“That was a turning level for me,” she stated. “Day-after-day the spouses and youngsters of these killed watched the our bodies and rubble being eliminated, and I couldn’t persuade them to depart. It was then I totally realized the cruelty and inhumanity that the Russians had been able to.”
This was not a simple admission. Ms. Zamazeeva’s mom is Russian. Her husband, who has left Ukraine with their two youngsters, was born in Russia. Her grandfather lives in St. Petersburg. These kinds of household connections, and different bonds, are widespread, giving the conflict a selected high quality of rupture and severance which will are likely to savagery, as a result of the “different” isn’t so “different” and have to be effaced.
“Now I can’t communicate to my grandfather as a result of this battle is just too deep in my coronary heart,” Ms. Zamazeeva stated. “On the primary day of the conflict he despatched a message to our household Viber group, asking how we had been. I replied, ‘We’re bombed, and so are your grandchildren.’ He replied, ‘Oh, it will likely be good. You’ll all be freed.’”
She deleted him from the household messaging group.
Alone, she has returned to her father’s house. She sleeps within the room the place she slept as a baby. The conflict, she estimates, will final no less than one other yr. Her days are consumed with making an attempt to get meals, water and garments to tens of hundreds of individuals, lots of them displaced from their properties in close by cities and villages.
The conflict, for her, is straightforward in the long run, captured on the olive-green shirt she wears. Throughout a map of Ukraine seems a single phrase: “Dwelling.”
“I’m a free-minded particular person and I can’t perceive if somebody doesn’t acknowledge the liberty and self-expression of others,” she stated. “Our youngsters grew up free and I’ll defend them with my very chest.”
As a result of it was a day of appreciation for well being staff, Ms. Zamazeeva attended a ceremony at a hospital. Vitaliy Kim, the top of the regional army administration and a logo of town’s resistance, was additionally current. One of many ladies being honored kissed his hand and stated with an enormous smile, “Good morning. We’re from Ukraine!” The phrase, utilized by Mr. Kim in his video messages, has change into a proud expression of the indomitable spirit of Mykolaiv.
At one other hospital, Vlad Sorokin, 21, lay in mattress, his ribs damaged, his lung punctured, his proper hip and one knee blown to bits. He’s one other sufferer of the missile strike that injured Ms. Svetlaya.
“I’m not offended,” he stated. “I’m simply asking why.” He struggled to talk, closing his eyes. “The Russians have put themselves in a really dangerous state of affairs. They preserve silent and hearken to what they’re instructed from the highest and don’t suppose for themselves — and they also suppose it’s regular to assault others.”

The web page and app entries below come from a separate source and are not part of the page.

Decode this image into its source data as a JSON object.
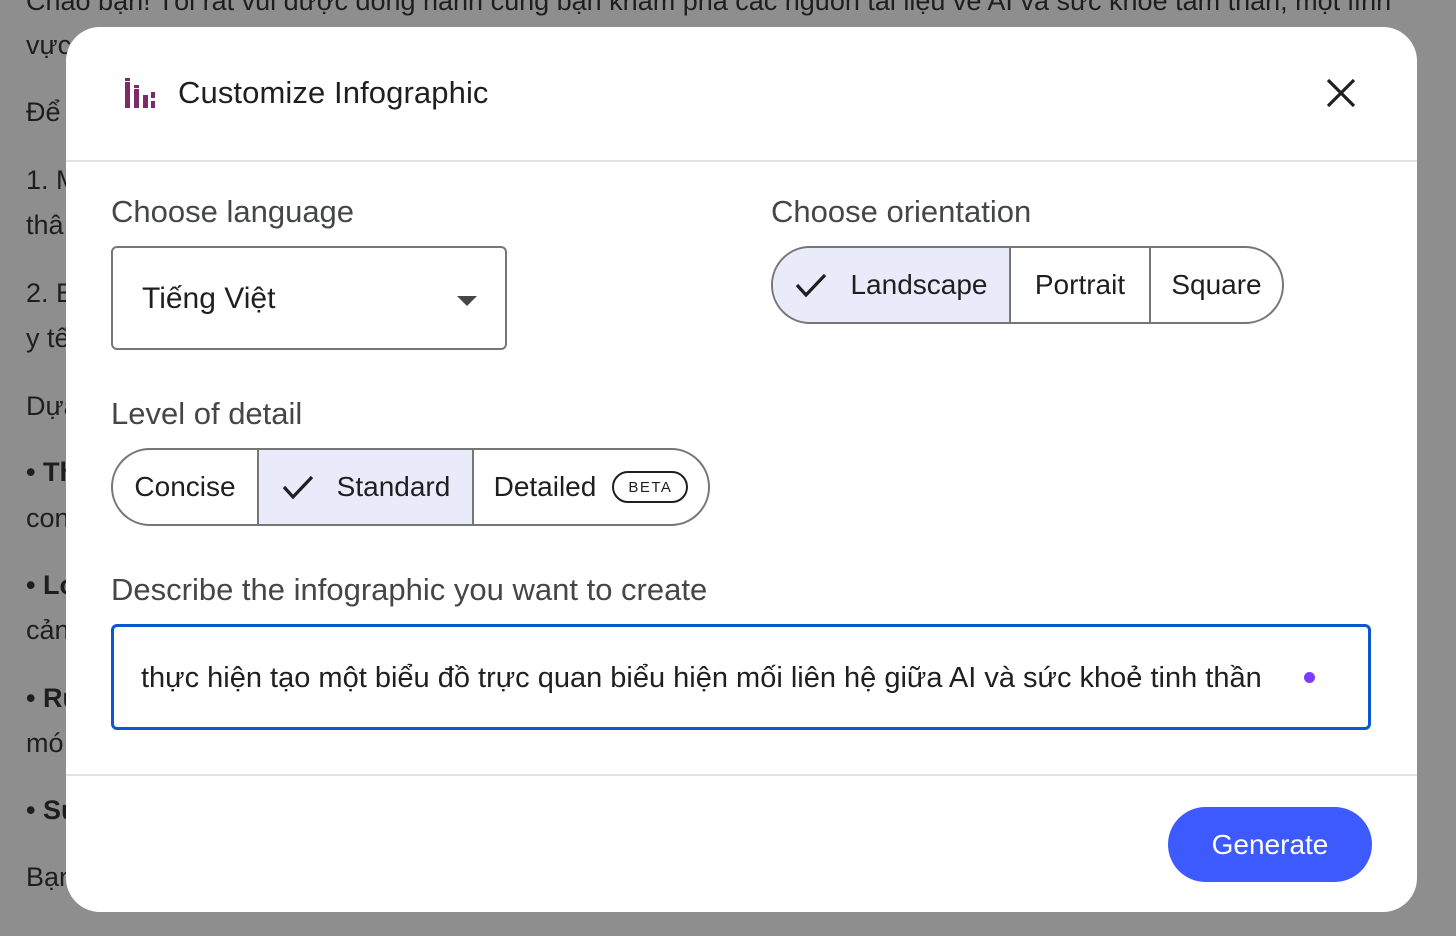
{
  "background": {
    "top_line": "Chào bạn! Tôi rất vui được đồng hành cùng bạn khám phá các nguồn tài liệu về AI và sức khỏe tâm thần, một lĩnh",
    "lines": [
      "vực",
      "Để",
      "1. M",
      "thâ",
      "2. B",
      "y tế",
      "Dựa",
      "• Th",
      "con",
      "• Lợ",
      "cản",
      "• Rủ",
      "mó",
      "• Sự",
      "Bạn"
    ]
  },
  "dialog": {
    "title": "Customize Infographic",
    "header_icon": "bar-chart-icon",
    "close_icon": "close-icon"
  },
  "language": {
    "label": "Choose language",
    "selected": "Tiếng Việt"
  },
  "orientation": {
    "label": "Choose orientation",
    "options": [
      "Landscape",
      "Portrait",
      "Square"
    ],
    "selected": "Landscape"
  },
  "detail": {
    "label": "Level of detail",
    "options": [
      "Concise",
      "Standard",
      "Detailed"
    ],
    "selected": "Standard",
    "beta_badge": "BETA"
  },
  "description": {
    "label": "Describe the infographic you want to create",
    "value": "thực hiện tạo một biểu đồ trực quan biểu hiện mối liên hệ giữa AI và sức khoẻ tinh thần"
  },
  "footer": {
    "generate_label": "Generate"
  },
  "colors": {
    "accent": "#3d5afe",
    "focus_border": "#0b57d0",
    "selected_segment": "#e9eafa",
    "icon_purple": "#7b2a6b"
  }
}
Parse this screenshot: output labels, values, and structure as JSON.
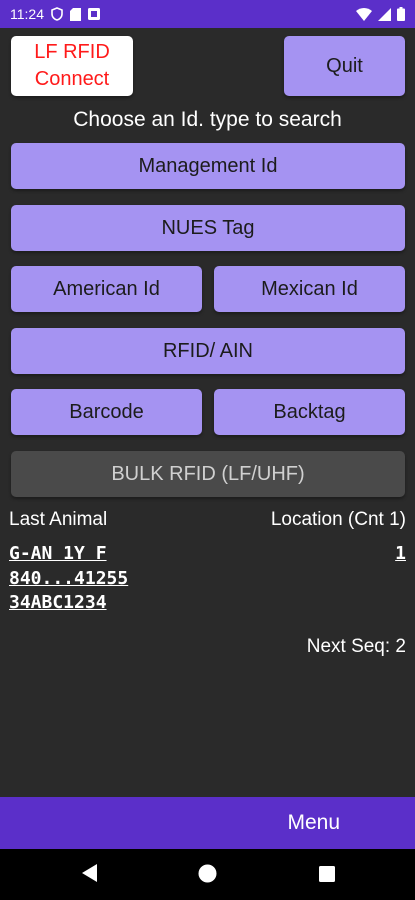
{
  "status_bar": {
    "time": "11:24",
    "icons": [
      "shield-icon",
      "sd-card-icon",
      "notification-icon",
      "wifi-icon",
      "signal-icon",
      "battery-icon"
    ]
  },
  "header": {
    "connect_line1": "LF RFID",
    "connect_line2": "Connect",
    "quit_label": "Quit"
  },
  "prompt": "Choose an Id. type to search",
  "id_buttons": {
    "management": "Management Id",
    "nues": "NUES Tag",
    "american": "American Id",
    "mexican": "Mexican Id",
    "rfid_ain": "RFID/ AIN",
    "barcode": "Barcode",
    "backtag": "Backtag",
    "bulk": "BULK RFID (LF/UHF)"
  },
  "last_animal": {
    "label": "Last Animal",
    "location_label": "Location (Cnt 1)",
    "line1": "G-AN 1Y F",
    "line2": "840...41255",
    "line3": "34ABC1234",
    "location_value": "1"
  },
  "next_seq": "Next Seq: 2",
  "menu_label": "Menu",
  "colors": {
    "accent": "#5b2fc9",
    "button": "#a593f2",
    "background": "#2a2a2a",
    "connect_text": "#ff1a1a"
  }
}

What could be the very first thing he would do when he obtained properly?
“Have a smoke,” he stated.
“Go for a run.”
In a second mattress lay one other casualty of the blast, Neomila Ermakova, a dental nurse. Flying glass and particles had gone into her ears, lower her head and concussed her.

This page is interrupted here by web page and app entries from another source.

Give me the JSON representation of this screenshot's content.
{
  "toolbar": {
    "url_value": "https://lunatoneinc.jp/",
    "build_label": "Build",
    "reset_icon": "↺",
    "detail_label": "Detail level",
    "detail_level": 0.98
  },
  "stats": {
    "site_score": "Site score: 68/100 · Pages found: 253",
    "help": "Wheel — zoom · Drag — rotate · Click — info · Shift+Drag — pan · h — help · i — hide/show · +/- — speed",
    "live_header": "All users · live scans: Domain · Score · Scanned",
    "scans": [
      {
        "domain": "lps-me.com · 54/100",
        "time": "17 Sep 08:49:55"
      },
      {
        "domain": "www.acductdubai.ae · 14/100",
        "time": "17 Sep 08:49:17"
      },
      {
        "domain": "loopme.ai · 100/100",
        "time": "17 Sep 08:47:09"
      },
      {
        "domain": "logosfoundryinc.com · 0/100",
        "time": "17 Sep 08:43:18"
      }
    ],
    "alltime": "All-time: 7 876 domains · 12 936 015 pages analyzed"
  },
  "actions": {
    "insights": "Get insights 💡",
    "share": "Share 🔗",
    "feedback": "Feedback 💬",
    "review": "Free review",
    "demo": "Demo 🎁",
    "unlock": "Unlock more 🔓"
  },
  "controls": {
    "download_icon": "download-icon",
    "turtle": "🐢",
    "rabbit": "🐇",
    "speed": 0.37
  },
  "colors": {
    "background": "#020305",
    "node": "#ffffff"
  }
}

“I imagine in future,” she stated. “I needed to undergo this. It’s unusual, I’d simply completed a renovation of my residence and instructed my grandson, ‘All this will probably be yours at some point.’”